= Aim of the exercise =
Please filter the data down to the lines that include the word "into" and copy them.

========================================

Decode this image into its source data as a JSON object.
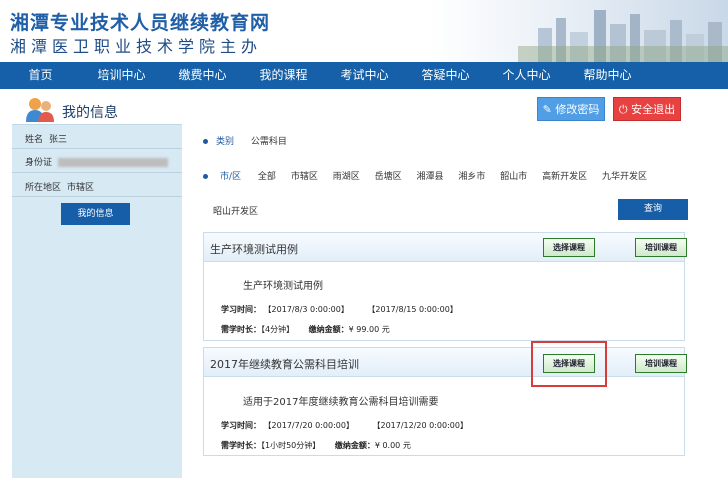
{
  "header": {
    "title": "湘潭专业技术人员继续教育网",
    "subtitle": "湘潭医卫职业技术学院主办"
  },
  "nav": [
    "首页",
    "培训中心",
    "缴费中心",
    "我的课程",
    "考试中心",
    "答疑中心",
    "个人中心",
    "帮助中心"
  ],
  "page": {
    "title": "我的信息",
    "change_password": "修改密码",
    "logout": "安全退出"
  },
  "profile": {
    "name_label": "姓名",
    "name_value": "张三",
    "id_label": "身份证",
    "region_label": "所在地区",
    "region_value": "市辖区",
    "myinfo_button": "我的信息"
  },
  "filters": {
    "category_label": "类别",
    "category_value": "公需科目",
    "city_label": "市/区",
    "cities": [
      "全部",
      "市辖区",
      "雨湖区",
      "岳塘区",
      "湘潭县",
      "湘乡市",
      "韶山市",
      "高新开发区",
      "九华开发区"
    ],
    "cities_row2": "昭山开发区",
    "query_button": "查询"
  },
  "courses": [
    {
      "title": "生产环境测试用例",
      "select_button": "选择课程",
      "train_button": "培训课程",
      "description": "生产环境测试用例",
      "study_time_label": "学习时间：",
      "study_start": "【2017/8/3 0:00:00】",
      "study_end": "【2017/8/15 0:00:00】",
      "duration_label": "需学时长：",
      "duration": "【4分钟】",
      "fee_label": "缴纳金额：",
      "fee": "¥ 99.00 元"
    },
    {
      "title": "2017年继续教育公需科目培训",
      "select_button": "选择课程",
      "train_button": "培训课程",
      "description": "适用于2017年度继续教育公需科目培训需要",
      "study_time_label": "学习时间：",
      "study_start": "【2017/7/20 0:00:00】",
      "study_end": "【2017/12/20 0:00:00】",
      "duration_label": "需学时长：",
      "duration": "【1小时50分钟】",
      "fee_label": "缴纳金额：",
      "fee": "¥ 0.00 元"
    }
  ],
  "icons": {
    "people": "people-icon",
    "edit": "edit-icon",
    "power": "power-icon"
  },
  "colors": {
    "nav_bg": "#1560a8",
    "panel_bg": "#d7e9f3",
    "highlight": "#d93a3a"
  }
}
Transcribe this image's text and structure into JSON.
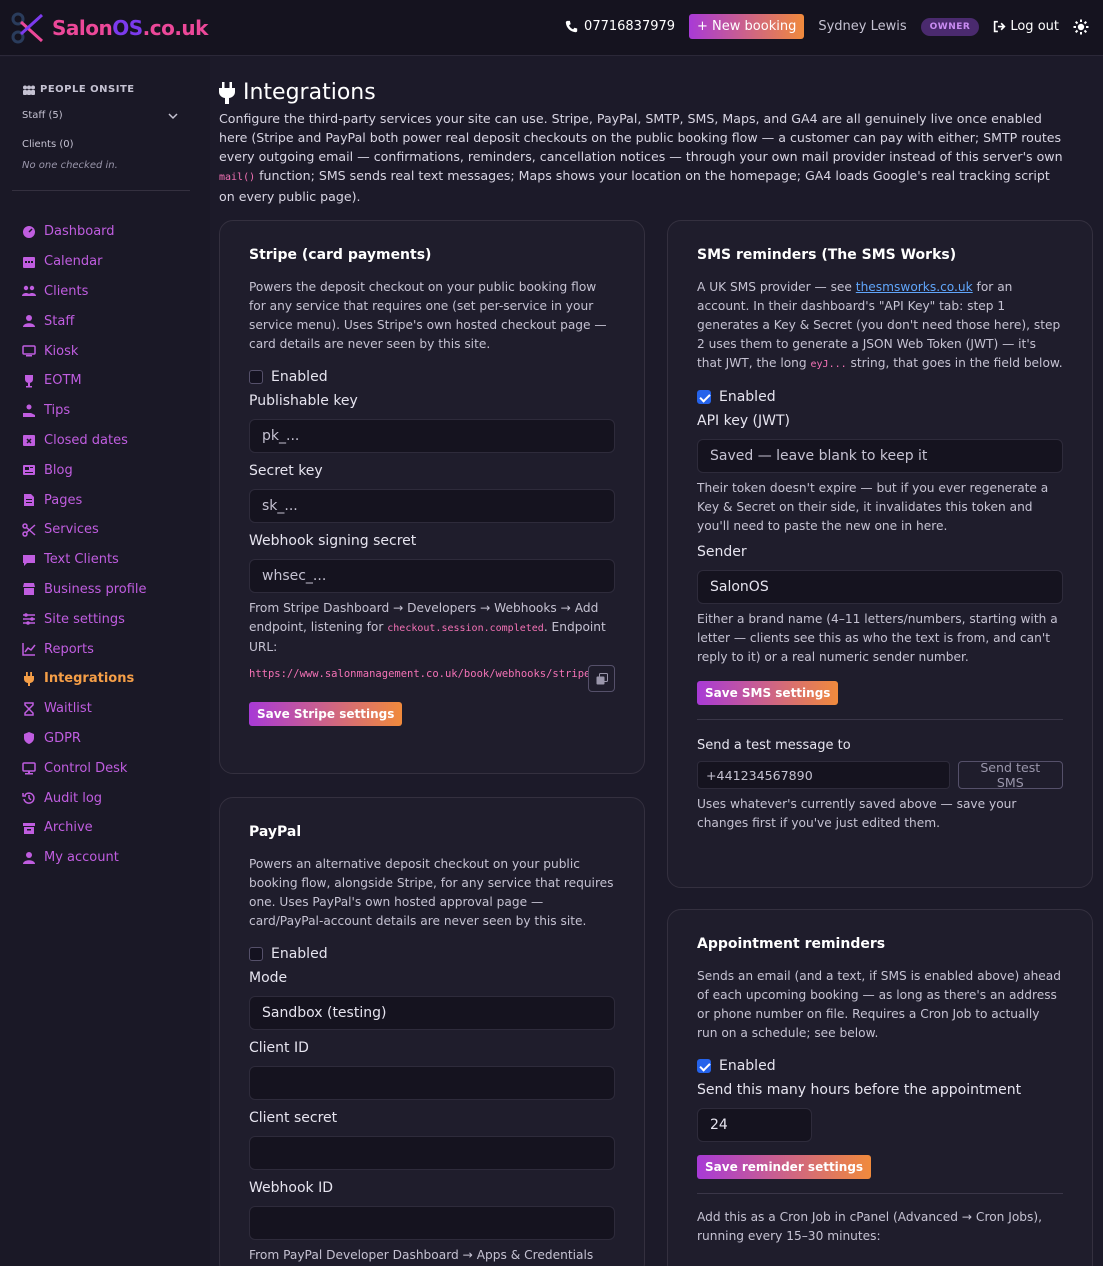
{
  "header": {
    "brand_main": "Salon",
    "brand_os": "OS",
    "brand_suffix": ".co.uk",
    "phone": "07716837979",
    "new_booking": "+ New booking",
    "user_name": "Sydney Lewis",
    "role_badge": "OWNER",
    "logout": "Log out"
  },
  "sidebar": {
    "people_heading": "PEOPLE ONSITE",
    "staff_label": "Staff (5)",
    "clients_label": "Clients (0)",
    "nobody": "No one checked in.",
    "items": [
      {
        "label": "Dashboard",
        "icon": "gauge-icon"
      },
      {
        "label": "Calendar",
        "icon": "calendar-icon"
      },
      {
        "label": "Clients",
        "icon": "users-icon"
      },
      {
        "label": "Staff",
        "icon": "user-icon"
      },
      {
        "label": "Kiosk",
        "icon": "monitor-icon"
      },
      {
        "label": "EOTM",
        "icon": "trophy-icon"
      },
      {
        "label": "Tips",
        "icon": "hand-coin-icon"
      },
      {
        "label": "Closed dates",
        "icon": "calendar-x-icon"
      },
      {
        "label": "Blog",
        "icon": "newspaper-icon"
      },
      {
        "label": "Pages",
        "icon": "file-icon"
      },
      {
        "label": "Services",
        "icon": "scissors-icon"
      },
      {
        "label": "Text Clients",
        "icon": "chat-icon"
      },
      {
        "label": "Business profile",
        "icon": "store-icon"
      },
      {
        "label": "Site settings",
        "icon": "sliders-icon"
      },
      {
        "label": "Reports",
        "icon": "chart-line-icon"
      },
      {
        "label": "Integrations",
        "icon": "plug-icon",
        "active": true
      },
      {
        "label": "Waitlist",
        "icon": "hourglass-icon"
      },
      {
        "label": "GDPR",
        "icon": "shield-icon"
      },
      {
        "label": "Control Desk",
        "icon": "desktop-icon"
      },
      {
        "label": "Audit log",
        "icon": "history-icon"
      },
      {
        "label": "Archive",
        "icon": "archive-icon"
      },
      {
        "label": "My account",
        "icon": "user-icon"
      }
    ]
  },
  "page": {
    "title": "Integrations",
    "intro_1": "Configure the third-party services your site can use. Stripe, PayPal, SMTP, SMS, Maps, and GA4 are all genuinely live once enabled here (Stripe and PayPal both power real deposit checkouts on the public booking flow — a customer can pay with either; SMTP routes every outgoing email — confirmations, reminders, cancellation notices — through your own mail provider instead of this server's own ",
    "intro_code": "mail()",
    "intro_2": " function; SMS sends real text messages; Maps shows your location on the homepage; GA4 loads Google's real tracking script on every public page)."
  },
  "stripe": {
    "title": "Stripe (card payments)",
    "desc": "Powers the deposit checkout on your public booking flow for any service that requires one (set per-service in your service menu). Uses Stripe's own hosted checkout page — card details are never seen by this site.",
    "enabled_label": "Enabled",
    "pk_label": "Publishable key",
    "pk_placeholder": "pk_...",
    "sk_label": "Secret key",
    "sk_placeholder": "sk_...",
    "wh_label": "Webhook signing secret",
    "wh_placeholder": "whsec_...",
    "help_1": "From Stripe Dashboard → Developers → Webhooks → Add endpoint, listening for ",
    "help_code": "checkout.session.completed",
    "help_2": ". Endpoint URL:",
    "url": "https://www.salonmanagement.co.uk/book/webhooks/stripe.php",
    "save": "Save Stripe settings"
  },
  "paypal": {
    "title": "PayPal",
    "desc": "Powers an alternative deposit checkout on your public booking flow, alongside Stripe, for any service that requires one. Uses PayPal's own hosted approval page — card/PayPal-account details are never seen by this site.",
    "enabled_label": "Enabled",
    "mode_label": "Mode",
    "mode_value": "Sandbox (testing)",
    "client_id_label": "Client ID",
    "client_secret_label": "Client secret",
    "webhook_label": "Webhook ID",
    "help": "From PayPal Developer Dashboard → Apps & Credentials"
  },
  "sms": {
    "title": "SMS reminders (The SMS Works)",
    "desc_1": "A UK SMS provider — see ",
    "desc_link": "thesmsworks.co.uk",
    "desc_2": " for an account. In their dashboard's \"API Key\" tab: step 1 generates a Key & Secret (you don't need those here), step 2 uses them to generate a JSON Web Token (JWT) — it's that JWT, the long ",
    "desc_code": "eyJ...",
    "desc_3": " string, that goes in the field below.",
    "enabled_label": "Enabled",
    "api_label": "API key (JWT)",
    "api_placeholder": "Saved — leave blank to keep it",
    "api_help": "Their token doesn't expire — but if you ever regenerate a Key & Secret on their side, it invalidates this token and you'll need to paste the new one in here.",
    "sender_label": "Sender",
    "sender_value": "SalonOS",
    "sender_help": "Either a brand name (4–11 letters/numbers, starting with a letter — clients see this as who the text is from, and can't reply to it) or a real numeric sender number.",
    "save": "Save SMS settings",
    "test_label": "Send a test message to",
    "test_placeholder": "+441234567890",
    "test_button": "Send test SMS",
    "test_help": "Uses whatever's currently saved above — save your changes first if you've just edited them."
  },
  "reminders": {
    "title": "Appointment reminders",
    "desc": "Sends an email (and a text, if SMS is enabled above) ahead of each upcoming booking — as long as there's an address or phone number on file. Requires a Cron Job to actually run on a schedule; see below.",
    "enabled_label": "Enabled",
    "hours_label": "Send this many hours before the appointment",
    "hours_value": "24",
    "save": "Save reminder settings",
    "cron_help": "Add this as a Cron Job in cPanel (Advanced → Cron Jobs), running every 15–30 minutes:"
  }
}
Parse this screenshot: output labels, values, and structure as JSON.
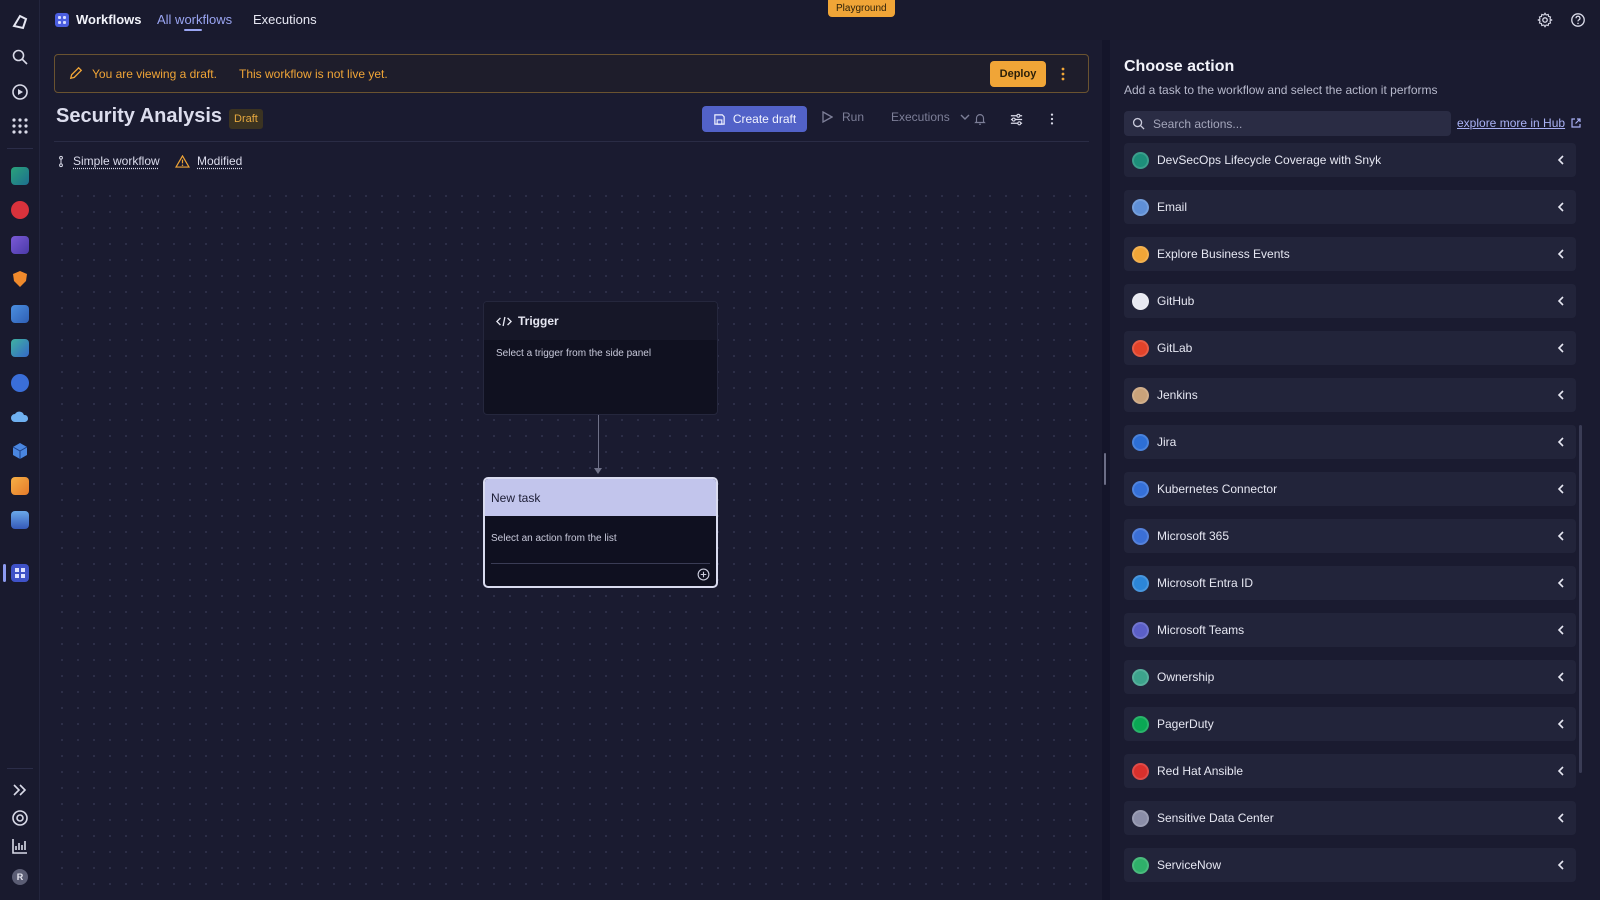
{
  "topbar": {
    "app_title": "Workflows",
    "tabs": [
      {
        "label": "All workflows",
        "active": true
      },
      {
        "label": "Executions",
        "active": false
      }
    ],
    "environment_badge": "Playground",
    "icons": [
      "gear-icon",
      "help-icon"
    ]
  },
  "rail": {
    "icons": [
      "logo-icon",
      "search-icon",
      "play-circle-icon",
      "apps-grid-icon",
      "dashboard-app-icon",
      "problems-app-icon",
      "package-app-icon",
      "security-shield-app-icon",
      "notebook-app-icon",
      "infrastructure-app-icon",
      "monitor-search-app-icon",
      "cloud-app-icon",
      "cube-app-icon",
      "delivery-app-icon",
      "database-app-icon",
      "workflows-app-icon"
    ],
    "bottom_icons": [
      "expand-icon",
      "support-icon",
      "reports-icon"
    ],
    "avatar_initial": "R"
  },
  "banner": {
    "strong": "You are viewing a draft.",
    "text": "This workflow is not live yet.",
    "deploy_label": "Deploy",
    "color": "#f0a537"
  },
  "workflow": {
    "title": "Security Analysis",
    "status_badge": "Draft",
    "create_draft_label": "Create draft",
    "run_label": "Run",
    "executions_label": "Executions",
    "type_label": "Simple workflow",
    "modified_label": "Modified"
  },
  "nodes": {
    "trigger": {
      "title": "Trigger",
      "hint": "Select a trigger from the side panel"
    },
    "task": {
      "title": "New task",
      "hint": "Select an action from the list"
    }
  },
  "panel": {
    "title": "Choose action",
    "subtitle": "Add a task to the workflow and select the action it performs",
    "search_placeholder": "Search actions...",
    "hub_link": "explore more in Hub",
    "actions": [
      {
        "label": "DevSecOps Lifecycle Coverage with Snyk",
        "icon": "snyk-icon",
        "color": "#1d8f7a"
      },
      {
        "label": "Email",
        "icon": "email-icon",
        "color": "#5f8fd6"
      },
      {
        "label": "Explore Business Events",
        "icon": "business-events-icon",
        "color": "#f0a537"
      },
      {
        "label": "GitHub",
        "icon": "github-icon",
        "color": "#e8e9f2"
      },
      {
        "label": "GitLab",
        "icon": "gitlab-icon",
        "color": "#e2432a"
      },
      {
        "label": "Jenkins",
        "icon": "jenkins-icon",
        "color": "#c9a27a"
      },
      {
        "label": "Jira",
        "icon": "jira-icon",
        "color": "#2d6fd6"
      },
      {
        "label": "Kubernetes Connector",
        "icon": "kubernetes-icon",
        "color": "#3570d8"
      },
      {
        "label": "Microsoft 365",
        "icon": "microsoft-365-icon",
        "color": "#3b6fd6"
      },
      {
        "label": "Microsoft Entra ID",
        "icon": "entra-id-icon",
        "color": "#2c86d8"
      },
      {
        "label": "Microsoft Teams",
        "icon": "teams-icon",
        "color": "#5b5fc7"
      },
      {
        "label": "Ownership",
        "icon": "ownership-icon",
        "color": "#3da38c"
      },
      {
        "label": "PagerDuty",
        "icon": "pagerduty-icon",
        "color": "#0aa854"
      },
      {
        "label": "Red Hat Ansible",
        "icon": "ansible-icon",
        "color": "#d9302c"
      },
      {
        "label": "Sensitive Data Center",
        "icon": "sensitive-data-icon",
        "color": "#8b8ea8"
      },
      {
        "label": "ServiceNow",
        "icon": "servicenow-icon",
        "color": "#2fb06a"
      }
    ]
  }
}
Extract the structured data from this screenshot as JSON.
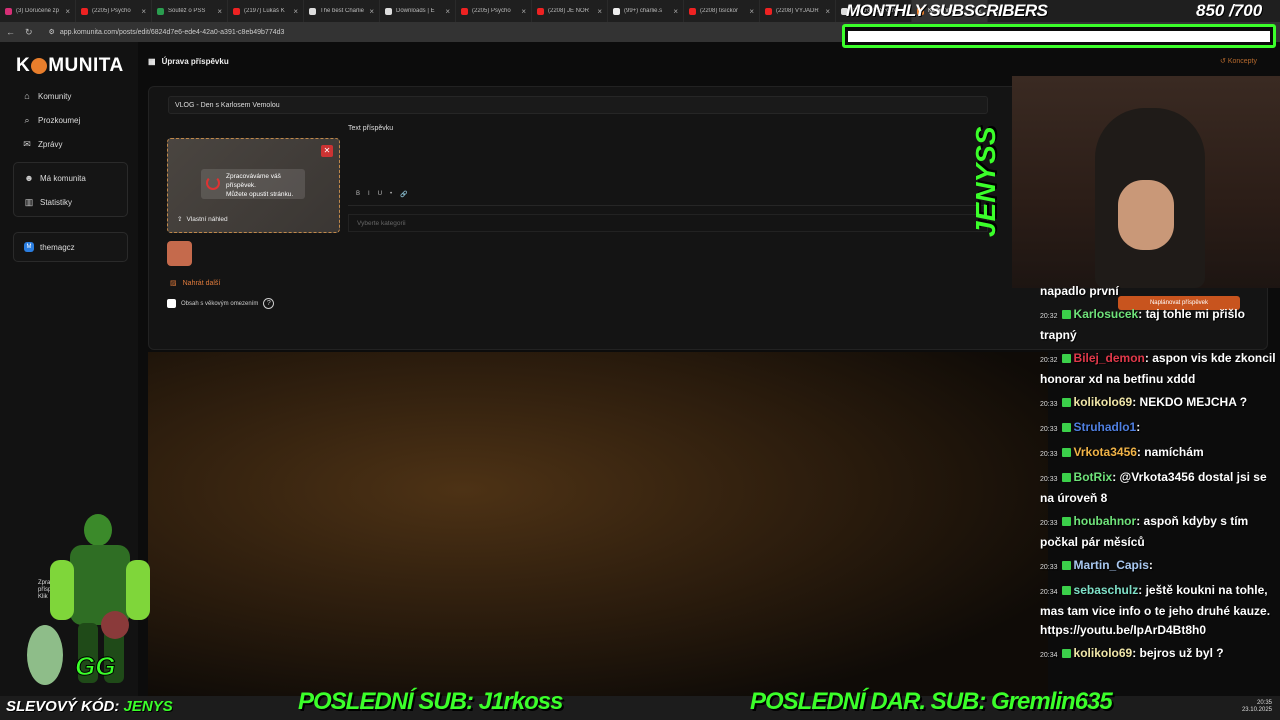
{
  "browser": {
    "tabs": [
      {
        "title": "(3) Doručené zp",
        "color": "#d62f76",
        "active": false
      },
      {
        "title": "(2205) Psycho",
        "color": "#e22",
        "active": false
      },
      {
        "title": "Soutěž o PSS",
        "color": "#2a9d4f",
        "active": false
      },
      {
        "title": "(2197) Lukáš K",
        "color": "#e22",
        "active": false
      },
      {
        "title": "The best Charlie",
        "color": "#ddd",
        "active": false
      },
      {
        "title": "Downloads | E",
        "color": "#ddd",
        "active": false
      },
      {
        "title": "(2205) Psycho",
        "color": "#e22",
        "active": false
      },
      {
        "title": "(2208) JE NOR",
        "color": "#e22",
        "active": false
      },
      {
        "title": "(99+) charlie.s",
        "color": "#eee",
        "active": false
      },
      {
        "title": "(2208) tisíckor",
        "color": "#e22",
        "active": false
      },
      {
        "title": "(2208) VYJÁDŘ",
        "color": "#e22",
        "active": false
      },
      {
        "title": "CHARLIE SRAN",
        "color": "#ddd",
        "active": false
      },
      {
        "title": "Komunita",
        "color": "#e87e2c",
        "active": true
      }
    ],
    "url": "app.komunita.com/posts/edit/6824d7e6-ede4-42a0-a391-c8eb49b774d3"
  },
  "app": {
    "logo_left": "K",
    "logo_right": "MUNITA",
    "nav": [
      {
        "label": "Komunity",
        "icon": "home-icon"
      },
      {
        "label": "Prozkoumej",
        "icon": "search-icon"
      },
      {
        "label": "Zprávy",
        "icon": "mail-icon"
      }
    ],
    "box_nav": [
      {
        "label": "Má komunita",
        "icon": "community-icon"
      },
      {
        "label": "Statistiky",
        "icon": "stats-icon"
      }
    ],
    "community_name": "themagcz",
    "page_title": "Úprava příspěvku",
    "concepts": "Koncepty",
    "post_title": "VLOG - Den s Karlosem Vemolou",
    "processing_line1": "Zpracováváme váš",
    "processing_line2": "příspěvek.",
    "processing_line3": "Můžete opustit stránku.",
    "custom_preview": "Vlastní náhled",
    "text_label": "Text příspěvku",
    "format_buttons": [
      "B",
      "I",
      "U",
      "•",
      "🔗"
    ],
    "category_placeholder": "Vyberte kategorii",
    "upload_more": "Nahrát další",
    "age_restricted": "Obsah s věkovým omezením",
    "schedule": "Naplánovat příspěvek",
    "side_toast_line1": "Zprac",
    "side_toast_line2": "přísp",
    "side_toast_line3": "Klik"
  },
  "overlay": {
    "subs_title": "MONTHLY SUBSCRIBERS",
    "subs_count": "850 /700",
    "brand": "JENYSS",
    "promo_label": "SLEVOVÝ KÓD:",
    "promo_code": "JENYS",
    "last_sub": "POSLEDNÍ SUB: J1rkoss",
    "last_gift": "POSLEDNÍ DAR. SUB: Gremlin635",
    "chat_first": "napadlo první",
    "chat": [
      {
        "time": "20:32",
        "user": "Karlosucek",
        "color": "#6fe27a",
        "text": ": taj tohle mi přišlo trapný"
      },
      {
        "time": "20:32",
        "user": "Bilej_demon",
        "color": "#e0394a",
        "text": ": aspon vis kde zkoncil honorar xd na betfinu xddd"
      },
      {
        "time": "20:33",
        "user": "kolikolo69",
        "color": "#f0e6a8",
        "text": ": NEKDO MEJCHA ?"
      },
      {
        "time": "20:33",
        "user": "Struhadlo1",
        "color": "#4f7fe0",
        "text": ": "
      },
      {
        "time": "20:33",
        "user": "Vrkota3456",
        "color": "#f0b347",
        "text": ": namíchám"
      },
      {
        "time": "20:33",
        "user": "BotRix",
        "color": "#6fe27a",
        "text": ": @Vrkota3456 dostal jsi se na úroveň 8"
      },
      {
        "time": "20:33",
        "user": "houbahnor",
        "color": "#6fe27a",
        "text": ": aspoň kdyby s tím počkal pár měsíců"
      },
      {
        "time": "20:33",
        "user": "Martin_Capis",
        "color": "#a9c8f0",
        "text": ": "
      },
      {
        "time": "20:34",
        "user": "sebaschulz",
        "color": "#7fe0c8",
        "text": ": ještě koukni na tohle, mas tam vice info o te jeho druhé kauze. https://youtu.be/IpArD4Bt8h0"
      },
      {
        "time": "20:34",
        "user": "kolikolo69",
        "color": "#f0e6a8",
        "text": ": bejros už byl ?"
      }
    ]
  },
  "taskbar": {
    "time": "20:35",
    "date": "23.10.2025"
  }
}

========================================

= Answer to the exercise =
Decode this image into its source data as a JSON object.
Transcribe this image's text and structure into JSON.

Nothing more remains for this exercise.